### What to work on
Return, from the lines below, each one that includes the word "kind".

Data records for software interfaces

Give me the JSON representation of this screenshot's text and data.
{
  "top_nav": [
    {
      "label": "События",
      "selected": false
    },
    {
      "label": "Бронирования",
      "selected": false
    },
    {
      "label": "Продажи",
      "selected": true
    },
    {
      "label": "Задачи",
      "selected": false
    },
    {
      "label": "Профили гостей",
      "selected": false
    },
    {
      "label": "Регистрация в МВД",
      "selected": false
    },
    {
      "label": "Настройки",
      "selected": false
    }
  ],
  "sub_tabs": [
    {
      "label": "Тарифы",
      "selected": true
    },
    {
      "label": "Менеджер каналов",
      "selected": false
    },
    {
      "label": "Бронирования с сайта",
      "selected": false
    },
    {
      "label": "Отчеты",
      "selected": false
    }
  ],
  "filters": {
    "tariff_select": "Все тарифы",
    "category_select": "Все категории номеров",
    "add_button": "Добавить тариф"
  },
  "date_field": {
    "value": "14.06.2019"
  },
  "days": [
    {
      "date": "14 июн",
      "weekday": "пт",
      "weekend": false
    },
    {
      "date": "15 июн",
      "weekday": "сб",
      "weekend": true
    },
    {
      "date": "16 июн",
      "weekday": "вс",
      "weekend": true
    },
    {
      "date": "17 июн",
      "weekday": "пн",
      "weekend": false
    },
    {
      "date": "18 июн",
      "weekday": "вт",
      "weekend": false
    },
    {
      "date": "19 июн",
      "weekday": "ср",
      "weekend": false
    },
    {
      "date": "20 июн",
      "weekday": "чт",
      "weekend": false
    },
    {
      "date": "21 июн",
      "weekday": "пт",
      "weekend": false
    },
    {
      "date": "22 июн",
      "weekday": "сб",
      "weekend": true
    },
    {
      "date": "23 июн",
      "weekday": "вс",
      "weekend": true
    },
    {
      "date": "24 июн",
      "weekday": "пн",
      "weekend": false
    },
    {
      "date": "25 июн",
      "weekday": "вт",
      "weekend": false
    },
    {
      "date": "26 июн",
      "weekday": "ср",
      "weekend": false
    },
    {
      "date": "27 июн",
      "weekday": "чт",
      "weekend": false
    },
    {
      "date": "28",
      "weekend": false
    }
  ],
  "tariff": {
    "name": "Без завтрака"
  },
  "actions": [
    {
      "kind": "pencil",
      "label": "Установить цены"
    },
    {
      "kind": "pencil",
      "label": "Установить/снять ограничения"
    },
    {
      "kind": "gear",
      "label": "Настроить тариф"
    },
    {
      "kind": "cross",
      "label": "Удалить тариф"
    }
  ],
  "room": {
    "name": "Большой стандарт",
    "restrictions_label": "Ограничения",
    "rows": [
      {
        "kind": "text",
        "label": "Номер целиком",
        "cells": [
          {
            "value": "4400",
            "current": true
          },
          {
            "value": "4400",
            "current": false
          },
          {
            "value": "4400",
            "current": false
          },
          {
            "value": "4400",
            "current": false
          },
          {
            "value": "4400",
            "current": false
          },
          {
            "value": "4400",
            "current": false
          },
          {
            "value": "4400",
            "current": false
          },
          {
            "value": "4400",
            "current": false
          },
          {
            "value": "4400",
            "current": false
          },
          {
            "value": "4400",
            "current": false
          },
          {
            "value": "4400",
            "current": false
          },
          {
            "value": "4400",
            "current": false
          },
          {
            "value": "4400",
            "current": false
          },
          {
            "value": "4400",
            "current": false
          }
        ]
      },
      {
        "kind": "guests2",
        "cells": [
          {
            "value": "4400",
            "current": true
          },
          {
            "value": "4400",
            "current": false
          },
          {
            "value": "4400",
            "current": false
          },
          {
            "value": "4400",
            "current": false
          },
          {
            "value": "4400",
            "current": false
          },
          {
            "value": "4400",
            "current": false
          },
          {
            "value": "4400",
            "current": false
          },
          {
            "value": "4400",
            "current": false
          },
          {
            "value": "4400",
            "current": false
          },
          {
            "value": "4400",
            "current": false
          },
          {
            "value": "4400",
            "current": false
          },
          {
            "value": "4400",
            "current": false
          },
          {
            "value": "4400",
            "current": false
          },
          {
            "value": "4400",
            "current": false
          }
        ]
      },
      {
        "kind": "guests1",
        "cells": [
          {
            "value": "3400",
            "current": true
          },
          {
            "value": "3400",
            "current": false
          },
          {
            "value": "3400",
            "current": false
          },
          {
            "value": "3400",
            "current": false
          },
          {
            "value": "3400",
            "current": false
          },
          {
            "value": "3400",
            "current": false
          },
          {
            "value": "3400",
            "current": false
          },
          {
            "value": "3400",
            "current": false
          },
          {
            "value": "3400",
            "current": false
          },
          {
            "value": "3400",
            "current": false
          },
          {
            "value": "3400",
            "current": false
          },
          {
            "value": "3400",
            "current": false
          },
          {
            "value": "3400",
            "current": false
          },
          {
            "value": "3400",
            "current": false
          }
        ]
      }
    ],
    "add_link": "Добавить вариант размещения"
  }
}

### Solution to the exercise
      "kind": "pencil",
      "kind": "pencil",
      "kind": "gear",
      "kind": "cross",
        "kind": "text",
        "kind": "guests2",
        "kind": "guests1",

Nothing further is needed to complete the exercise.